March 9, 2023

GENRE | Ghostface Takes Manhattan – Slashing 'Scream VI'

"F*ck this franchise!"
Melissa Barrera Jenna Ortega Matt Bettinelli-Olpin Tyler Gillett | Scream IV
Paramount Pictures / Spyglass Media Group
Scream 5 directors Matt Bettinelli-Olpin and Tyler Gillett return for the fast-tracked direct sequel to their successful, self-described "requel". Scream VI escapes Wesbero for New York City in a brutal and entertaining but excessive slasher follow-up stretching the limits of its horror franchise building.

One of the wiser decisions to revamping Scream was its meta refocus on new characters loosely tied to original ones. Once again, Melissa Barrera and Jenna Ortega star as traumatized sisters and survivors further targeted by the public, media, conspiracy theorists, and a new set of killers obsessed with their infamy. Barrera's Sam is saddled with some tough plot developments while Ortega further proves her earned scream queen stardom as her Tara acts desperate to run away from her trauma.

Jasmin Savoy Brown and Mason Gooding round out the new "core four" of the reboot as Randy's twin niece and nephew all hold up together in NYC when a new Ghostface killer rampages the Big Apple.
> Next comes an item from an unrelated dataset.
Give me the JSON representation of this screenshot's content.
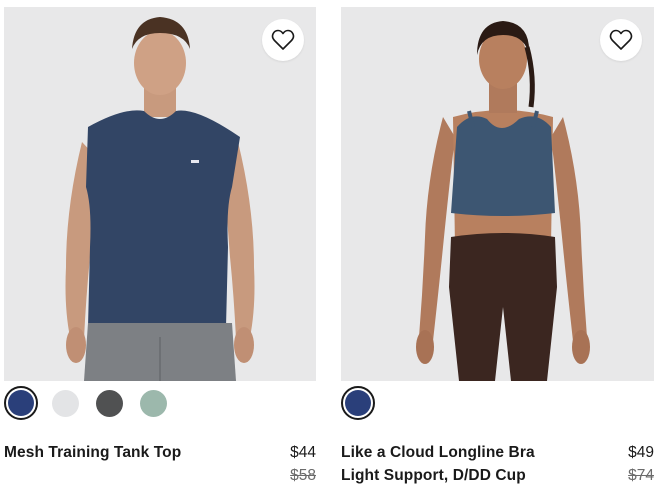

Courteney Cox's Gale remains the sole returning legacy character as a briefly mentioned Sidney (Neve Campbell) sits this one out. Scream IV exclusively follows this set of characters alongside new ones explicitly set up as new potential killers.

Screenwriters James Vanderbilt and Guy Busick also return as the new creative stewards constantly referencing the previous films and murderers. While many of the victims from earlier films were designed to be dumb and perfect targets, the most frustrating part of the new Scream is the constant string of bad decisions despite the characters knowing and explaining the rules and clear suspects surrounding them. Also, Ghostface seems to be gaining new superhuman powers and abilities to kill anyone in broad daylight or in public.

Scream VI is often cleverly inventive and enthralling to sit through. Its opening subverts audience expectations and sets a new path before needlessly upping the killing, violence, and sheer brutality of the murders. If anything, Bettinelli-Olpin, Gillet, Vanderbilt, and Busick double down on the iconography and familiar elements of Scream to the point of exhaustion. Still, the sequel extends the slasher franchise's durability and formula for on-screen thrills in both new and expected ways. It's clever but almost too much.

More | YVArcade / Indiewire / Inverse / ScreenCrush

0 reactions:

Post a Comment